In the current political scenario, if you are one of those who believe that now is the time to stand up and raise your voice for what India stands for, a college society can be a roadblock in your way and a source of frustration. Lots of societies choose to be ‘apolitical’ o down right apathetic to the situation in the country. With your societies refusing to take stands and/or prioritising practice or work before dissenting, It is a very valid reason to leave your society. Apoliticism, of all things, is ironically one of the things followed in many societies that function around expressing your opinions. All this, amongst major national political crisis.
Another reason one would join a society is for professional growth, and this dilemma between professional growth and fun is the reason why many of us end up in academic societies as well as cultural societies. But managing many societies at a time isn’t everyone’s cup of tea, which at times forces one to leave a society. Theoretically, one should go for professional growth but cultural societies get an upper hand because of the family like feeling that one gets owing to hours and hours of practice, hundreds of cultural fests to compete in and the liberal way in which they function.
But not all societies are a family, a fresher to the society may find it difficult to socialise with their seniors, thus getting the sense of lonesome even after spending most of your day with their society. This feeling of alienation could also be the reason you want to leave your society.
Amidst all these fun and partying that these societies offer, they also come with a pinch of salt in the form of toxicity arising from the “circuits” that each society has in the University. Every weekend there is a new competition, a new tournament, with the same people in the circuit one would see the same people quite often! While many of us would want to be friends with different people within the circuit, there is also this competitiveness owing to everyone’s desire to win the cash prizes that leads to this toxicity. Sadly, this is the ugly truth of societies that make it unbearable for someone who is not much dedicated to the art.

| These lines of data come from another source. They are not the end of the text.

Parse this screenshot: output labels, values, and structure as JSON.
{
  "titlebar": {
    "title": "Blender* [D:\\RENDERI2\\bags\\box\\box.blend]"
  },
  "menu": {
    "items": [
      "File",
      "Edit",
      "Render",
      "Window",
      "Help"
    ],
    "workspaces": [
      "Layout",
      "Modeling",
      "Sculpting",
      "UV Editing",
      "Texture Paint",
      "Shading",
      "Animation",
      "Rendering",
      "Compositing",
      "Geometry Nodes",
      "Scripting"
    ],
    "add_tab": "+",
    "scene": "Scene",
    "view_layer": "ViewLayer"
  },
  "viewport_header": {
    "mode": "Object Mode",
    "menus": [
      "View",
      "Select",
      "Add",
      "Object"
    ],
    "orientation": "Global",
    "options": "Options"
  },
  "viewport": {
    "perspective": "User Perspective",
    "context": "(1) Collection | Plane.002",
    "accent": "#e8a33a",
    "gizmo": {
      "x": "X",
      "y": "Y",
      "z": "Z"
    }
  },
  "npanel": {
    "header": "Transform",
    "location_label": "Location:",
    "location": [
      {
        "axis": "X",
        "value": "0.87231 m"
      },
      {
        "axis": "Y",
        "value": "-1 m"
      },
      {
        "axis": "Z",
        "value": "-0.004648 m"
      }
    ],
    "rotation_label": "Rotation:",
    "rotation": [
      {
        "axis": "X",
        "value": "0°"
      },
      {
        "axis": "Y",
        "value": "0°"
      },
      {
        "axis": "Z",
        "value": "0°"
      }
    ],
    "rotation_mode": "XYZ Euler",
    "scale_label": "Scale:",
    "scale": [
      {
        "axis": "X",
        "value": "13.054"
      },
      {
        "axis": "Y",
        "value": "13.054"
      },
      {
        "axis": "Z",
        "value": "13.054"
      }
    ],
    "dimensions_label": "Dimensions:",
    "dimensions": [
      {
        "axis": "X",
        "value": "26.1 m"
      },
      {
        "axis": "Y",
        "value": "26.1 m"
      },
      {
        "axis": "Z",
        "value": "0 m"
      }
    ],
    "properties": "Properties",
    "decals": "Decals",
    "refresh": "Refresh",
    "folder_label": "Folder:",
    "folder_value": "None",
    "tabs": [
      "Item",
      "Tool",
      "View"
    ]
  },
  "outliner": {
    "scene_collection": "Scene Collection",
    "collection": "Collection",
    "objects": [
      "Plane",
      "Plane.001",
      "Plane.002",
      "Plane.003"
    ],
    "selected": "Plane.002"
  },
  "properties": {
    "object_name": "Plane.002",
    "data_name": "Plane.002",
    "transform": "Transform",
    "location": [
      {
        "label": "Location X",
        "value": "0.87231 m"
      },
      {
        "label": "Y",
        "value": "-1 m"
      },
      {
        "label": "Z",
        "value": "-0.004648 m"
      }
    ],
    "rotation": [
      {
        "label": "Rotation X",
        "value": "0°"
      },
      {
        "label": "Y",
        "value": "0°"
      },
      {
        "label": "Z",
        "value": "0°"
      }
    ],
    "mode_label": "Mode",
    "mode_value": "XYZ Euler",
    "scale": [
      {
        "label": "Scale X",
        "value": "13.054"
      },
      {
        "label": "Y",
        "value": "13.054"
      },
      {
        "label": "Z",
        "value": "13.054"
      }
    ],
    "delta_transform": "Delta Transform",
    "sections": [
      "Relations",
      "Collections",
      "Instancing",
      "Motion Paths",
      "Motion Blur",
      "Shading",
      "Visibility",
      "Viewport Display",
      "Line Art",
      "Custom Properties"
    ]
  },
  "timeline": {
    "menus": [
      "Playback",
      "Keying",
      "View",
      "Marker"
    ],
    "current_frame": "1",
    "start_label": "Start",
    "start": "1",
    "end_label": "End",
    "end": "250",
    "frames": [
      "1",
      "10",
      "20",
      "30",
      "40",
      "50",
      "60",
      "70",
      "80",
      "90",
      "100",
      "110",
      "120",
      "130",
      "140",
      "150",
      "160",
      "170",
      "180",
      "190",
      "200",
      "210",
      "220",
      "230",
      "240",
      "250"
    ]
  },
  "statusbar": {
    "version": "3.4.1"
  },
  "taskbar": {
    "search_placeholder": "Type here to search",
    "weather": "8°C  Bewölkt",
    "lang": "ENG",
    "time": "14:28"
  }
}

Whatever be your passion, there is a society for that, but at the same time, if you feel like a particular society would not help you to pursue your dreams, it is okay for you to leave it and make a trail of your own, for one can take the road less traveled.
Feature Image Credits: Hitesh Kalra for DU Beat
Prabhanu Kumar Das